In early online publication, scientists found that in Arabidopsis thaliana, regions of DNA methylation are deficient in histone variant H2A.Z. Mutation of the MET1 DNA methyltransferase, which causes both losses and gains of DNA methylation, leads to opposite changes in H2A.Z deposition, whereas mutation of the PIE1 subunit of the Swr1 complex that deposits H2A.Z leads to genome-wide hypermethylation.

Several news features cover what the US presidential candidates have in mind for science and technology development if they hit office. One looks at their past accomplishments. In another Obama answered 18 science-related questions posed by Nature in writing; while McCain's campaign declined, his ideas are presented from previous speeches. Two more look at how the new president will choose the heads of the various science-related agencies and the presidential science advisor.

Bill Hahn led work that used loss-of-function screens to find that expression of CDK8 drives tumorigenesis in colon cancer. Rene Bernards pens a related News and Views that takes on how cross-talk between two pathways causes this dysregulation.

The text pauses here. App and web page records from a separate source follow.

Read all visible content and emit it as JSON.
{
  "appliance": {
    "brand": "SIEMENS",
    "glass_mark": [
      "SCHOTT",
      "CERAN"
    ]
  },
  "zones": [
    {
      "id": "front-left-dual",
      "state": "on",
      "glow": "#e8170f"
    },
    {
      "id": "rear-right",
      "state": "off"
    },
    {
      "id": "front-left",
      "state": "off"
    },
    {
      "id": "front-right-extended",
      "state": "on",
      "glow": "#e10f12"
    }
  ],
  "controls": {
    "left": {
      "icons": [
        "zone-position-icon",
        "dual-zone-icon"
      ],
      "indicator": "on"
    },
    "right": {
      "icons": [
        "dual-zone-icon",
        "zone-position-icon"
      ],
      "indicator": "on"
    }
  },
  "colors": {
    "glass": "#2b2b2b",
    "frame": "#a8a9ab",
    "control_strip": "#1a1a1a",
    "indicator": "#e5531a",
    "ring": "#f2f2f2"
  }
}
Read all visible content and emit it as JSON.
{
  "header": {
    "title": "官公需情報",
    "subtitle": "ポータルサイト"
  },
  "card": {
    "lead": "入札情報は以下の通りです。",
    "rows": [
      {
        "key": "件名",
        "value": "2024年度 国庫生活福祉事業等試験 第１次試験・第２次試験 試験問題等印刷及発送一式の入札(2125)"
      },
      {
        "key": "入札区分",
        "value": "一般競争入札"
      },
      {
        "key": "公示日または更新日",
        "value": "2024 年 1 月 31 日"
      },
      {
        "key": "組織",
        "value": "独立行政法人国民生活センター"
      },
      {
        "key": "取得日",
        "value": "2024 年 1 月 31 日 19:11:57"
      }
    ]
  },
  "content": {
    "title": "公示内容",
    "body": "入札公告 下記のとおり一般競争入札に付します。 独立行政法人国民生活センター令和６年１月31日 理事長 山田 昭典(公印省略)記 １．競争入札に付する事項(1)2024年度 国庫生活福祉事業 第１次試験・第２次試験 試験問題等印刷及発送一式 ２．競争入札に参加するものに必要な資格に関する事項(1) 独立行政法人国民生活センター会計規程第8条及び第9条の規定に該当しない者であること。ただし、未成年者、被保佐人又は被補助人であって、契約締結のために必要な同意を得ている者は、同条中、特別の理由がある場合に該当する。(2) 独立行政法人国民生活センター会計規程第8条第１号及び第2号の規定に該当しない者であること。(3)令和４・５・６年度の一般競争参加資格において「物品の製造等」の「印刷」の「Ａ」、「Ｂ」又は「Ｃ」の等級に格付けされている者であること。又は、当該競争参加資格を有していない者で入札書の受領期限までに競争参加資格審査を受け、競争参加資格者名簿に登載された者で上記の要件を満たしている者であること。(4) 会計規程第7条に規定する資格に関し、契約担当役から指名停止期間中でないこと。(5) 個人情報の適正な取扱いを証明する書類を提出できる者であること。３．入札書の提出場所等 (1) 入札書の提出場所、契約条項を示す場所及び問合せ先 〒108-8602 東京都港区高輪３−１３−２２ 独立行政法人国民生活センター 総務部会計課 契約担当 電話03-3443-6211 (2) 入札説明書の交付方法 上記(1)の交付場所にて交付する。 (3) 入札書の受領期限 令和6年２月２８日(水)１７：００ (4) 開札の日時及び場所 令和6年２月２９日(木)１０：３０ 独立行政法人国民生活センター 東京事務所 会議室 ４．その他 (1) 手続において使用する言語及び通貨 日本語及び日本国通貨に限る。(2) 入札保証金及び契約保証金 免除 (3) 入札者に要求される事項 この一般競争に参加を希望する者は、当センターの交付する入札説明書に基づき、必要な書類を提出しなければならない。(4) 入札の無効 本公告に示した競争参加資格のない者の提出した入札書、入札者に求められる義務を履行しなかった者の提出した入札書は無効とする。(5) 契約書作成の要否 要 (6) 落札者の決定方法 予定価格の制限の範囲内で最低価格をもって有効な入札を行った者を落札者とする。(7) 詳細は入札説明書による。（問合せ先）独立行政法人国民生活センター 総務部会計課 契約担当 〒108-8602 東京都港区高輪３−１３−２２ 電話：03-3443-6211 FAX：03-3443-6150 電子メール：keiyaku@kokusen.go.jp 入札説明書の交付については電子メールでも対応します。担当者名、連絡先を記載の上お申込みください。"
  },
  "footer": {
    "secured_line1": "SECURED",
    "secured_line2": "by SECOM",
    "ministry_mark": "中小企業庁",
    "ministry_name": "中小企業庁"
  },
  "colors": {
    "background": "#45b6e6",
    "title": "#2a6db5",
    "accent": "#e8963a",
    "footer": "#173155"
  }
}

Finally, a Q&A checks in on metagenomics. From defining the field to addressing how it can be used to find genetic diversity, the Q&A clears things up for this sometimes nebulous "culture-independent, molecular way of analysing environmental samples of cohabiting microbial populations."


The Scan

Alzheimer's Risk Gene Among Women

CNN reports that researchers have found that variants in MGMT contribute to Alzheimer's disease risk among women but not men.

Still Hanging Around

The Guardian writes that persistent pockets of SARS-CoV-2 in the body could contribute to long COVID.

Through a Little Spit

Enteric viruses like norovirus may also be transmitted through saliva, not just the fecal-oral route, according to New Scientist.

Nature Papers Present Method to Detect Full Transcriptome, Viruses Infecting Asgard Archaea, More

In Nature this week: VASA-seq approach to detect full transcriptome, analysis of viruses infecting Asgard archaea, and more.